GEORGETOWN UNIVERSITY'S decision to concentrate the resources of its graduate school is as wise as it is courageous. Shutting down graduate programs is a painful expedient. But the university is clearly right to move toward a smaller number of stronger departments.
Georgetown is setting a precedent that might usefully be followed by other universities here in Washington. Historically, each of the universities--with the single exception of the youngest, the University of the District of Columbia--was designed by its ambitious founders on a grand scale, with the intention that it might become a truly national institution. But Washington was not a commercial city, and never generated the wealth on which great private universities elsewhere were built.
As long ago as the 1960s, the Consortium of Universities began calling attention to the duplication of small and undernourished graduate programs among the unviersities here. The case for consolidation was apparent, especially among the foreign languages. In that time of academic expansion, that advice got short shrift. But with the growing financial constraints of the late 1970s, all the old questions returned more urgent than ever.
Last March several academic organization, including the National Academy of Sciences, published an evaluation of graduate programs across the country; the rankings must have given further momentum to Georgetown's plans. They showed that there were some very respectable graduate programs among the universities here, but there were also some very low on the list.
Physics, for example, is a subject of great intellectual importance. But it is not clear there is any compelling need for each of five universities, within a radius of two miles, to try to teach it at the graduate level and carry the enormous costs of the laboratories that good programs require. Georgetown's physics department has never been strong, and the university has now decided to drop it from the graduate school--along with accounting and six foreign languages. That will enable the university to improve its stronger programs, to the benefit of students and teaching standards generally.

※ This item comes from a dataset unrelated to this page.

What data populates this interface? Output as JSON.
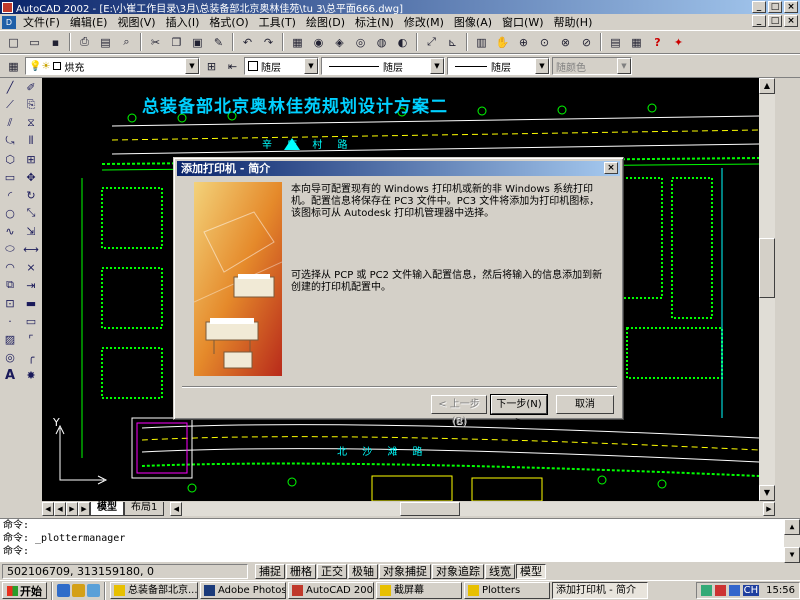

The quality of the universities in and around Washington has risen substantially over the past couple of decades. Georgetown is now providing leadership, at a time when no large new sources of funds are in sight, in continuing that progress. That is no small contribution to Washington, for there is no American city where educational attainments do more to set the course of people's lives.